It might be booked out early, or times might not be what you expected. 48 hours gives you enough time to know if you want to extend your stay but provides insurance that you will get to where you want to go.
17. DO: Pack at night if you have an early departure
When you pack in the morning, you’re more likely to forget something, be suffering from a hangover, and wake up your roommates.
18. DO: Ask for your preferred seating at check in
I prefer window seats so that I can see the view, and it’s always worth it. Make a habit of this, either online or at the counter.
19. DO: Research vaccinations or health advisories before you go
Some places will actually requires vaccinations, others require you to take malaria pills, or are in danger of yellow fever. Don’t freak out, you’ll probably be fine, just make sure you’re up to date and your insurance covers it.
20. DO: Keep your phone on airplane mode
Or buy an international SIM, usually available at the airport. Just don’t lose your old one. Roaming charges are ridiculous.
21. DO: Ditch your laptop.
Use your phone, tablet, Kindle, anything is better unless it’s a long trip. You shouldn’t be spending time on your laptop anyways, and you can always entertain yourself through other ways.
22. DO: Download movies, songs, and books related to your travels

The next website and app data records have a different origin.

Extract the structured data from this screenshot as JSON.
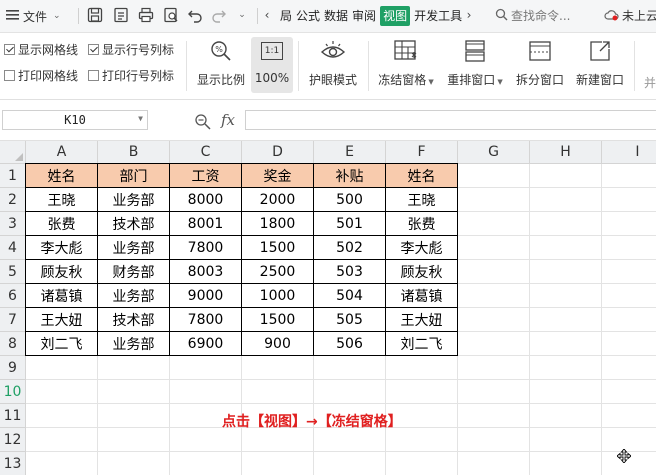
{
  "menubar": {
    "file_label": "文件",
    "tabs": [
      "局",
      "公式",
      "数据",
      "审阅",
      "视图",
      "开发工具"
    ],
    "active_tab": "视图",
    "search_placeholder": "查找命令...",
    "cloud_label": "未上云"
  },
  "ribbon": {
    "show_gridlines": "显示网格线",
    "show_headings": "显示行号列标",
    "print_gridlines": "打印网格线",
    "print_headings": "打印行号列标",
    "zoom_label": "显示比例",
    "zoom_value": "100%",
    "zoom_100_icon_text": "1:1",
    "eye_protection": "护眼模式",
    "freeze_panes": "冻结窗格",
    "arrange_windows": "重排窗口",
    "split_window": "拆分窗口",
    "new_window": "新建窗口",
    "overflow": "并"
  },
  "formula_bar": {
    "cell_ref": "K10",
    "fx": "fx",
    "formula": ""
  },
  "sheet": {
    "columns": [
      "A",
      "B",
      "C",
      "D",
      "E",
      "F",
      "G",
      "H",
      "I"
    ],
    "rows": [
      "1",
      "2",
      "3",
      "4",
      "5",
      "6",
      "7",
      "8",
      "9",
      "10",
      "11",
      "12",
      "13"
    ],
    "active_row": "10",
    "table": [
      [
        "姓名",
        "部门",
        "工资",
        "奖金",
        "补贴",
        "姓名"
      ],
      [
        "王晓",
        "业务部",
        "8000",
        "2000",
        "500",
        "王晓"
      ],
      [
        "张费",
        "技术部",
        "8001",
        "1800",
        "501",
        "张费"
      ],
      [
        "李大彪",
        "业务部",
        "7800",
        "1500",
        "502",
        "李大彪"
      ],
      [
        "顾友秋",
        "财务部",
        "8003",
        "2500",
        "503",
        "顾友秋"
      ],
      [
        "诸葛镇",
        "业务部",
        "9000",
        "1000",
        "504",
        "诸葛镇"
      ],
      [
        "王大妞",
        "技术部",
        "7800",
        "1500",
        "505",
        "王大妞"
      ],
      [
        "刘二飞",
        "业务部",
        "6900",
        "900",
        "506",
        "刘二飞"
      ]
    ],
    "annotation": "点击【视图】→【冻结窗格】"
  },
  "colors": {
    "accent": "#1fa065",
    "header_fill": "#f8cbad",
    "annotation": "#e02020"
  }
}
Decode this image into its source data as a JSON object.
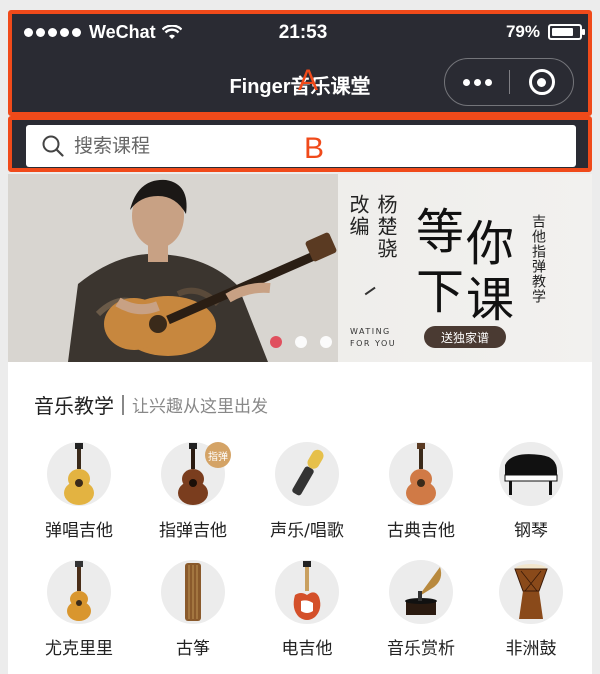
{
  "status_bar": {
    "carrier": "WeChat",
    "time": "21:53",
    "battery_percent": "79%",
    "battery_level": 0.79
  },
  "nav": {
    "title": "Finger音乐课堂",
    "marker": "A"
  },
  "search": {
    "placeholder": "搜索课程",
    "marker": "B"
  },
  "banner": {
    "line1": "改编",
    "line2": "杨楚骁",
    "headline_chars": [
      "等",
      "你",
      "下",
      "课"
    ],
    "side_text": "吉他指弹教学",
    "english_line1": "WATING",
    "english_line2": "FOR YOU",
    "button_label": "送独家谱",
    "slide_count": 3,
    "active_slide": 0
  },
  "section": {
    "title": "音乐教学",
    "subtitle": "让兴趣从这里出发"
  },
  "categories": [
    {
      "label": "弹唱吉他",
      "icon": "acoustic-guitar-icon"
    },
    {
      "label": "指弹吉他",
      "icon": "fingerstyle-guitar-icon",
      "badge": "指弹"
    },
    {
      "label": "声乐/唱歌",
      "icon": "microphone-icon"
    },
    {
      "label": "古典吉他",
      "icon": "classical-guitar-icon"
    },
    {
      "label": "钢琴",
      "icon": "piano-icon"
    },
    {
      "label": "尤克里里",
      "icon": "ukulele-icon"
    },
    {
      "label": "古筝",
      "icon": "guzheng-icon"
    },
    {
      "label": "电吉他",
      "icon": "electric-guitar-icon"
    },
    {
      "label": "音乐赏析",
      "icon": "gramophone-icon"
    },
    {
      "label": "非洲鼓",
      "icon": "djembe-icon"
    }
  ],
  "colors": {
    "header_bg": "#2a2b33",
    "annotation": "#f04a1a",
    "active_dot": "#e0505e",
    "badge": "#d4a366"
  }
}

I always have a copy of Lonely Planet handy on my Kindle. I also download nonfiction and fiction about the country, and download a few films when I don’t feel like reading, and listen to podcasts or music when I don’t want to do any of the above. Context can make a bland visit amazing.
23. DO: Research and price check before you go
In developing countries, always book your day trips after you arrive. Your hostel will have better recommendations, offer pick up and drop off, and have much better prices. For developed countries, the opposite is usually true. When in doubt, call where you’re staying and ask for recommendations.
24. DO: Use an offline map
I use Google Maps to save all the airports and the hostels I’m staying at manually, and it keeps an offline record. Mapsme is an open source offline map as well. Google Maps and Google Translate also sometimes offer offline packages. You might not want to get a SIM, and even then you might run out of money or lose connectivity.
25. DON’T: Rely on a friend or someone else for your own due diligence
They might miss or make a mistake about something. Do your own research, have your own money, and double check your own time zones.
26. DO: Check the climate and tourist season
I made the mistake of going to Indonesia during the wet season because I incorrectly assumed that all of Southeast Asia is one season. Always double check so that you pack correctly and know what prices to expect.
27. DO: Check for local holidays or festivities
You may or may not want to go to a place because there’s something special going on. Tickets around Chinese New Year for example, are going to be really expensive in China, but might be worth going! Make sure you budget appropriately.
28. DO: Take calculated risks
Be safe! Make sure you share your itinerary with family or friends so they know where you are. Don’t go to sketchy places alone, and trust your instincts. When you make decisions, understand that you are taking a calculated risk, e.g. driving a motorbike in traffic for the first time can land you in the hospital, but most likely you’ll really enjoy feeling the wind in your hair.
29. DO: Research and avoid scams
They can be really sly, annoying, and even quite devastating. Lonely Planet always has a section on scams and dangers. Always go with a metered taxi or pay upfront, if you have to take a taxi at all. If someone on the street tells you a place is closed, double check yourself.
30. DO: Travel ethically and responsibly
Don’t go to animal attractions where they mistreat animals. Throw away our own trash. Support local and fair trade businesses.
But most of all, have an adventure. Go out of your comfort zone, and explore the world. Good luck!